Page 51 | Volume 1 | The Leadership Journal of Dallas Baptist University

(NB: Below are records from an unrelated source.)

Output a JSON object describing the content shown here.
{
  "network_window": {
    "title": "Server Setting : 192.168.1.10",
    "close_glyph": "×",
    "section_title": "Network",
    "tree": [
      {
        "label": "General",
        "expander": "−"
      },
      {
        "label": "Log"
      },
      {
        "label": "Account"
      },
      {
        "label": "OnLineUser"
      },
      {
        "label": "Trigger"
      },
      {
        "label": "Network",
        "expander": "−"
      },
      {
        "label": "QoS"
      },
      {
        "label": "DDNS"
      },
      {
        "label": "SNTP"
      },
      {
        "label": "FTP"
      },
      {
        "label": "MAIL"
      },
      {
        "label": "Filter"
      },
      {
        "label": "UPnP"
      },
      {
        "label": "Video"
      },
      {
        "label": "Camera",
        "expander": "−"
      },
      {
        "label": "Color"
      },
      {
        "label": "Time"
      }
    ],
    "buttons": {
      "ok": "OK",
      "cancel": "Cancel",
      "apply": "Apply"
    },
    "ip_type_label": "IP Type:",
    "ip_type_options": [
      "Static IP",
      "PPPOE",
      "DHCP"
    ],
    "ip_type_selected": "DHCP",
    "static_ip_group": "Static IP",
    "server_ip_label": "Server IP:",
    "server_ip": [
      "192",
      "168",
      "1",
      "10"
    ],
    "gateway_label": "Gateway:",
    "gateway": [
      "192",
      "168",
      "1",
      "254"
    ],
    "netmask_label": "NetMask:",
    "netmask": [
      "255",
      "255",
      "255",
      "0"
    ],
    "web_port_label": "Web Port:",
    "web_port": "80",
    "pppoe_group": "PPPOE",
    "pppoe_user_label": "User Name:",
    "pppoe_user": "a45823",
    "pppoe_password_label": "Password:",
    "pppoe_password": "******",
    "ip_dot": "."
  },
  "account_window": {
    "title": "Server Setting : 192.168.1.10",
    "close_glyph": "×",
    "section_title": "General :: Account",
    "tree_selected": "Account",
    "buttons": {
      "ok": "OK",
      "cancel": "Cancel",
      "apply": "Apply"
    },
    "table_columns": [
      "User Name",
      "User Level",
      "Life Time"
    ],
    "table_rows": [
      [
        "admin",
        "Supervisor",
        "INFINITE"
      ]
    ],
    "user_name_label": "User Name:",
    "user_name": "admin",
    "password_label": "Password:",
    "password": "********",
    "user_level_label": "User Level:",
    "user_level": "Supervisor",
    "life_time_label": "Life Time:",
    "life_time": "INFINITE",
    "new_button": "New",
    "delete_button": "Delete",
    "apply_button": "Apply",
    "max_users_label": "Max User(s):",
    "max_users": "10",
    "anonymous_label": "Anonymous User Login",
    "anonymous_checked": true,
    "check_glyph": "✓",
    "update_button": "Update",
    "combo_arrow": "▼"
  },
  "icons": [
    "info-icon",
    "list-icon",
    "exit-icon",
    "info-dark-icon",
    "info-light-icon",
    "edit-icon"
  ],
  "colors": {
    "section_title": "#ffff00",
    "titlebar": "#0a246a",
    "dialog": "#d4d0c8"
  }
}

51 experience, the pattern remained that God would prepare the heart of the leader first so that the leader would be truly ready with his/her own resilient faith. Out of those inner springs of strength rooted in faith in God alone, the leader was equipped to lead others to do the same. Once the leader was prepared individually, we see several images of the type of spiritual leader that God desired them to be for His people. Three biblical images, in particular, work together to provide a robust picture of what God intended for the spiritual leaders he raised up for His people. These include the image of the servant, the shepherd, and the steward.13 In the coming sections, we will analyze each of these biblical metaphors and see how they provide a comprehensive picture of spiritual leadership for Christian leaders in crisis. THE LEADER AS SERVANT The first biblical image that provides a foundation for spiritual leadership in crises is the image of the servant found in Mark 10:42-45. While most of the people of Jesus’ day would have viewed this as an image that connoted a lowly, forsaken, insignificant individual, Jesus elevated this mindset of humble service when He told His disciples: You know that those who are regarded as rulers of the Gentiles lord it over them, and their high officials exercise authority over them. Not so with you. Instead, whoever wants to become great among you must be your servant, and whoever wants to be first must be slave of all. For even the Son of Man did not come to be served, but to serve, and to give his life as a ransom for many. At the heart of this image of leadership was a mindset of service to God first, then to others. The biblical servant leader must first see himself as primarily a servant of God, and out of that service to God comes a heart of service for others. As Don Howell notes: A heart in pursuit of God’s glory and the spiritual welfare of God’s people nurtures resilience because it releases one from being inflated by triumphs or dismayed by setbacks. One who seeks to please God above all else possesses a kingdom perspective that facilitates partnerships with others of like faith, sublimating egocentric agendas and the need to be someone for a greater legacy–the building up of individuals into communities of worship and witness. Such a person shares the servant posture of the LEADING ONESELF AND OTHERS IN CRISIS SITUATIONS